Maybe Trump has a point that he is being targeted for political purposes.
But the charges didn’t stop there.
Democratic Attorney General Garland added to Jack Smith’s ability to add four more felony charges for events on Jan. 6, all of them conspiracy charges (Conspiracy to defraud the United States, Conspiracy to obstruct an official proceeding, Obstruction of and attempt to obstruct an official proceeding, and Conspiracy against rights).
All of these because Trump believed he was cheated in the 2020 election. I don’t agree that Trump was cheated even though I, like a majority of Americans in a Rasmussen poll, believe cheating took place, but I can’t agree it was enough to overturn the election.
But does that mean Trump cannot ask Congress to withhold their certification until they consider his claims? He can ask. It has been done before. As a matter of fact, according to Politifact, Democrats objected to the certification in 2001, 2005 and 2017.
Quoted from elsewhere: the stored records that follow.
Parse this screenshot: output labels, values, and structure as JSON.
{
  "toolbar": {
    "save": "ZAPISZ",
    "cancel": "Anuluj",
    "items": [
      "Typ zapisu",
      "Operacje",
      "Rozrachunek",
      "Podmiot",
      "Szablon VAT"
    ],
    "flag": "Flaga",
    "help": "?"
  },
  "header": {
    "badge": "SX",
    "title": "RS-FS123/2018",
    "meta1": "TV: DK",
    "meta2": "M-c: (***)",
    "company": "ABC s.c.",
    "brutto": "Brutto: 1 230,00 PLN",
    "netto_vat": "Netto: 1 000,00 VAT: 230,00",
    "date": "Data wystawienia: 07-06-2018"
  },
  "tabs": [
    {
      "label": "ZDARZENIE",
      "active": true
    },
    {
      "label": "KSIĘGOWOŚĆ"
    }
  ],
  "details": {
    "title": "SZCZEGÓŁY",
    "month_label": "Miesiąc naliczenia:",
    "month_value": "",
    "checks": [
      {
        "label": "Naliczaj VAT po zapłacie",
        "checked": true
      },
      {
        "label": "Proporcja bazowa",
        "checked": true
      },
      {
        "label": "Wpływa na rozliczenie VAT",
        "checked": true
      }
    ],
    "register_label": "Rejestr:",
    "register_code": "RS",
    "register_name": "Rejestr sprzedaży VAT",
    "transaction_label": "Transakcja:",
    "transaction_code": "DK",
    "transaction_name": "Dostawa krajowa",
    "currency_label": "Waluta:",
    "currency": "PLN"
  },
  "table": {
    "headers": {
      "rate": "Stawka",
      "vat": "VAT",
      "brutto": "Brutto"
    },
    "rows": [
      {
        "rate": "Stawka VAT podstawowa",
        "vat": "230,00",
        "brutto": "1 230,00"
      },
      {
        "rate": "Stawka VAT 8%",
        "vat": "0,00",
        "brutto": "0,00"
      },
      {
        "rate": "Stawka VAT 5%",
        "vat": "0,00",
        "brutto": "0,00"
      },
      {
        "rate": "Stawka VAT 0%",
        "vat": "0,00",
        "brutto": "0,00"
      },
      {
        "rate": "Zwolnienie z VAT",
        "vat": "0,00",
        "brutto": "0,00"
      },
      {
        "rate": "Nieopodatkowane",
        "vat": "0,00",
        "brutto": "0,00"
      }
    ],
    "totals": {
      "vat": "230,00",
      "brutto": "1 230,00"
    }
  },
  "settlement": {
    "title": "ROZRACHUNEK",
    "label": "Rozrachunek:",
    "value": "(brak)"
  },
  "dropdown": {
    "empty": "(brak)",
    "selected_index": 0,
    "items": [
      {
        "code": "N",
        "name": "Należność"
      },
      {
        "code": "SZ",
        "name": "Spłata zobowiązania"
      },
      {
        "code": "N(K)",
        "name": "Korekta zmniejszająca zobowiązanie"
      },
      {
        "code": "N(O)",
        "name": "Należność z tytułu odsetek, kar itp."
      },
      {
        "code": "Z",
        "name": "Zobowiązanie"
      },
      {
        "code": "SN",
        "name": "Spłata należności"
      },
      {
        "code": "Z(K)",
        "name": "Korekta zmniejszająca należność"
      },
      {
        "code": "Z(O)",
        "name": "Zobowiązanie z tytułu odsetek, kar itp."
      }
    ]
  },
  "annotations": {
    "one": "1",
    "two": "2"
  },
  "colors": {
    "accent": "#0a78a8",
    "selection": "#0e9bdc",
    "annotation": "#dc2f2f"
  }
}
Why is it only now that it is criminal to question the results when it has been customary for Democrats to do it? None of the objections were upheld, but why was the Republican objection the target of prosecution and not the others?
Could there be some truth to Trump’s assertions that because he is challenge to massive growth of the federal government that the government is indeed targeting him? It’s hard to deny when so many of these charges have a mirrored actions by the Democrats but no charges.
And Trump is the first-ever former president to face any such charges.
Hillary Clinton had an illegal server in her house, and the FBI Director said it was such, and that it was reckless, and that he would file no charges.
And now I am asked to weigh these charges against Trump when deciding who should be the next president?
It’s no wonder Trump is leading in the polls when these partisan attacks are this obvious.
I may not like the way Trump talks or Tweets, but I also cannot deny when it comes to being the target of partisan prosecution, Trump has made his case.
Earl Watt is the owner and publisher of the Leader & Times in Liberal, Kansas. Watt started his career in journalism in 1991 at the Southwest Daily Times. During his career, the newspaper has won a total of 17 Sweepstakes awards from the Kansas Press Association for editorial content and 18 Sweepstakes awards for advertising. Watt has been recognized with more than 70 first place awards for writing in categories from sports and column to best front pages, best sports pages and best opinion pages. Watt is a member of the Sons of the American Revolution and is the descendant of several patriots who fought for America's freedom and independence.